### Task objective
Using the listing below, report all lines holding the word "What".

### Supplied data
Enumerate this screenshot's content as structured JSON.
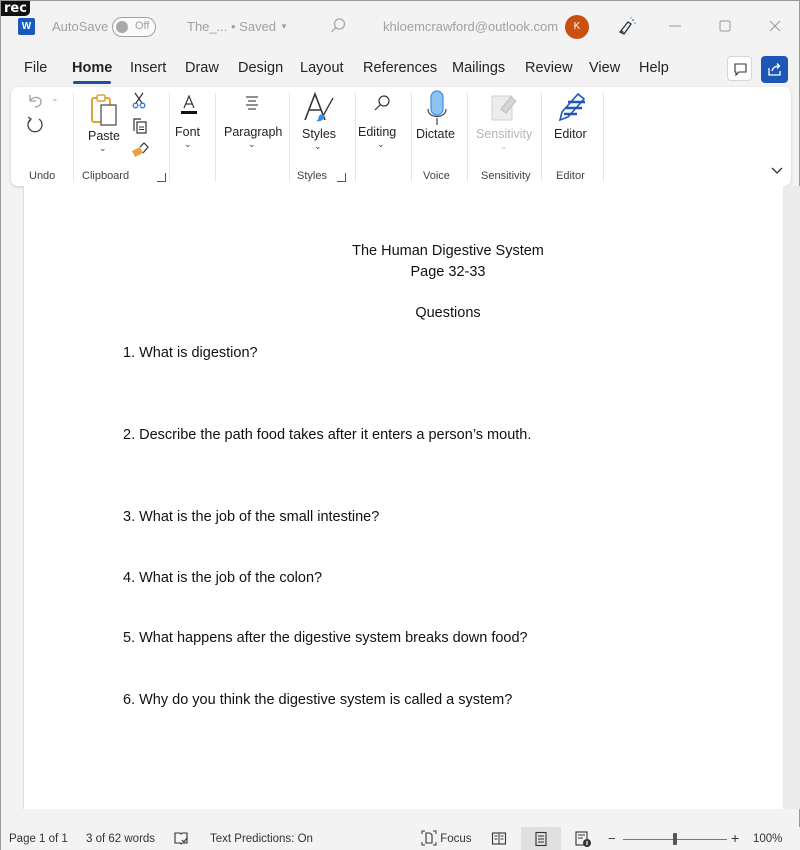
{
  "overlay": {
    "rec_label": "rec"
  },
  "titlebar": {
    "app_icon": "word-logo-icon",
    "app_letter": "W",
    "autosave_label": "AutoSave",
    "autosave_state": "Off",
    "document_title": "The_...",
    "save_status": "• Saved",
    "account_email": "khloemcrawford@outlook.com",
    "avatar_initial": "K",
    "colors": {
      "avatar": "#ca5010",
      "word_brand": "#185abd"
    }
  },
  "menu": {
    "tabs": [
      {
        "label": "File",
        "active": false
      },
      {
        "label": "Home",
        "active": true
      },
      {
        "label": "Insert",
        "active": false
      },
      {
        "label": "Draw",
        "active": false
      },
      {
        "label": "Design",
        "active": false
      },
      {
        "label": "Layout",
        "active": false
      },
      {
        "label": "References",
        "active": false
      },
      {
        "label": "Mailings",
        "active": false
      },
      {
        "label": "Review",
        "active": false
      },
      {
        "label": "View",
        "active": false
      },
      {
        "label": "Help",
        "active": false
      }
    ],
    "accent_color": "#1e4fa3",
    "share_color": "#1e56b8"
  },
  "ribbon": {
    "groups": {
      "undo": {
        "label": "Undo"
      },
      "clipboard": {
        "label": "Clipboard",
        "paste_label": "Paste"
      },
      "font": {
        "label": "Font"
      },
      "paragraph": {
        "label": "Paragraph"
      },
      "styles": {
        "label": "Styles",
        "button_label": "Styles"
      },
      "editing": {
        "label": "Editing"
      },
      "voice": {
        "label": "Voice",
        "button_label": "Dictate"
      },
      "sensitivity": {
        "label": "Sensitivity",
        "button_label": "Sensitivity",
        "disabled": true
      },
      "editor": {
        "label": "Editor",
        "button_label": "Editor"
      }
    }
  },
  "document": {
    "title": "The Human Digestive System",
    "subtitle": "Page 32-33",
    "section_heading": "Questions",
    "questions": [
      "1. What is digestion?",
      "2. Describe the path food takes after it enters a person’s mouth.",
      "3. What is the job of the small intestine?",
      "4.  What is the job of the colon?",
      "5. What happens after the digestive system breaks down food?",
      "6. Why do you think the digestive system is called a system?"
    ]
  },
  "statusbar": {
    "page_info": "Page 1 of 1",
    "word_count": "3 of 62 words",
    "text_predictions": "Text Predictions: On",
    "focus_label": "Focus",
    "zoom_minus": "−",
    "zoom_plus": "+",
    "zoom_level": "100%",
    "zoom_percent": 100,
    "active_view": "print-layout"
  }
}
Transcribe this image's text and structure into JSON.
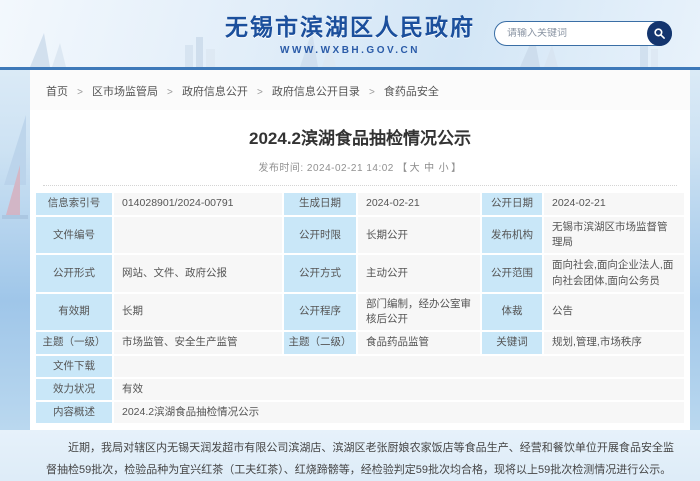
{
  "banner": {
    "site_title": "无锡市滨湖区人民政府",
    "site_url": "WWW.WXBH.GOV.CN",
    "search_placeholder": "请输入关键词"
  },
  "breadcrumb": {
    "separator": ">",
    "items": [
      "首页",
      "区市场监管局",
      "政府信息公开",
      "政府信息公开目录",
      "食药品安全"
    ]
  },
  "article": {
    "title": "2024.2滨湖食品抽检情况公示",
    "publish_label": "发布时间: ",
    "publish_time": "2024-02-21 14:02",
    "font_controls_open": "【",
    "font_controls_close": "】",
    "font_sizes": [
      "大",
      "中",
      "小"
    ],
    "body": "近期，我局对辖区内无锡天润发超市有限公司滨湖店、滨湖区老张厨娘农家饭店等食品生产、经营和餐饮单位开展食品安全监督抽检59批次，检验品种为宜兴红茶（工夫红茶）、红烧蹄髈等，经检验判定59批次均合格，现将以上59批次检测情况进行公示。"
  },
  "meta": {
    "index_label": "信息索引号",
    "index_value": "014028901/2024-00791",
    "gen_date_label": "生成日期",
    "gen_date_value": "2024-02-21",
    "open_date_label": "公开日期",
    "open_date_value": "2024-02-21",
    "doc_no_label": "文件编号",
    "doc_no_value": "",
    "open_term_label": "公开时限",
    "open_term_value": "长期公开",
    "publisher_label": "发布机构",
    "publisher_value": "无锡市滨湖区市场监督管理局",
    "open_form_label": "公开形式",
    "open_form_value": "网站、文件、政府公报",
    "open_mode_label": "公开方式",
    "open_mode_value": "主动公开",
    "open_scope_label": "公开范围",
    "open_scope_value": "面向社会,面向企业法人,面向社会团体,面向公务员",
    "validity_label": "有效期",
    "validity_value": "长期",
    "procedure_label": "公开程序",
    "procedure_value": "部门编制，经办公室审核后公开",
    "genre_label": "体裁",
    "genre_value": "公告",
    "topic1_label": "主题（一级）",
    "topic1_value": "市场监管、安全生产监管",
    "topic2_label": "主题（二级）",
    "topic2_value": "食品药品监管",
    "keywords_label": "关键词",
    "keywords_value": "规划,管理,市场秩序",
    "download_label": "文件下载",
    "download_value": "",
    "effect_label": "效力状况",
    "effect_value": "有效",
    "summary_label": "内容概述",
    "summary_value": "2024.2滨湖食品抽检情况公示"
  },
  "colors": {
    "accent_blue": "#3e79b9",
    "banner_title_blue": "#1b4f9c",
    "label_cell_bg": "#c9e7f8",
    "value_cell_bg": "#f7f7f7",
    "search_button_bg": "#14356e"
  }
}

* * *

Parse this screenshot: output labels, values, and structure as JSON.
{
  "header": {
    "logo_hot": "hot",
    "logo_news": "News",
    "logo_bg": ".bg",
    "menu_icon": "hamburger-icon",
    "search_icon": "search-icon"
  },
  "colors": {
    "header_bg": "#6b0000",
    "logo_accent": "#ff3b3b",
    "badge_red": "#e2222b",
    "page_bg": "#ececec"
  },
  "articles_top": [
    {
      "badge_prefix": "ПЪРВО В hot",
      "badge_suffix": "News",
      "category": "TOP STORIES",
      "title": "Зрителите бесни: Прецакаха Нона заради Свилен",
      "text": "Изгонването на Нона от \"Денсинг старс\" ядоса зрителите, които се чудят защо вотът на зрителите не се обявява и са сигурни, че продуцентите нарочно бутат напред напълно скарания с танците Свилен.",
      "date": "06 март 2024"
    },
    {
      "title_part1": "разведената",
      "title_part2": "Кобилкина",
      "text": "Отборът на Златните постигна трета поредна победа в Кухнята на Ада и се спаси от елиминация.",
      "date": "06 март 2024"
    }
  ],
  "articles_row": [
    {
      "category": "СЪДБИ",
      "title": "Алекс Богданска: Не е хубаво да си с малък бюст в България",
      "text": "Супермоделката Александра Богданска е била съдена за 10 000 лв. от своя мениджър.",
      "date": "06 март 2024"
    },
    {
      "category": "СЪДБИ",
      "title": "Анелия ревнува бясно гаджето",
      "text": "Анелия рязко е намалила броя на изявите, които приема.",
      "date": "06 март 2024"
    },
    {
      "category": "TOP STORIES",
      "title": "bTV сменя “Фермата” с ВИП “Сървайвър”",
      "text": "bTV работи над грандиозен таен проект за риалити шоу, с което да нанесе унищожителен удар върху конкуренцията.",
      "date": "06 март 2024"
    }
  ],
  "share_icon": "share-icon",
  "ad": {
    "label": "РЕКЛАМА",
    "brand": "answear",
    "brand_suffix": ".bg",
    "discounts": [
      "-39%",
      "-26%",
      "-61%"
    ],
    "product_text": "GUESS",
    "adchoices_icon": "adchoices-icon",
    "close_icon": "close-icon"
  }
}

### Answer below
      "1. What is digestion?",
      "3. What is the job of the small intestine?",
      "4.  What is the job of the colon?",
      "5. What happens after the digestive system breaks down food?",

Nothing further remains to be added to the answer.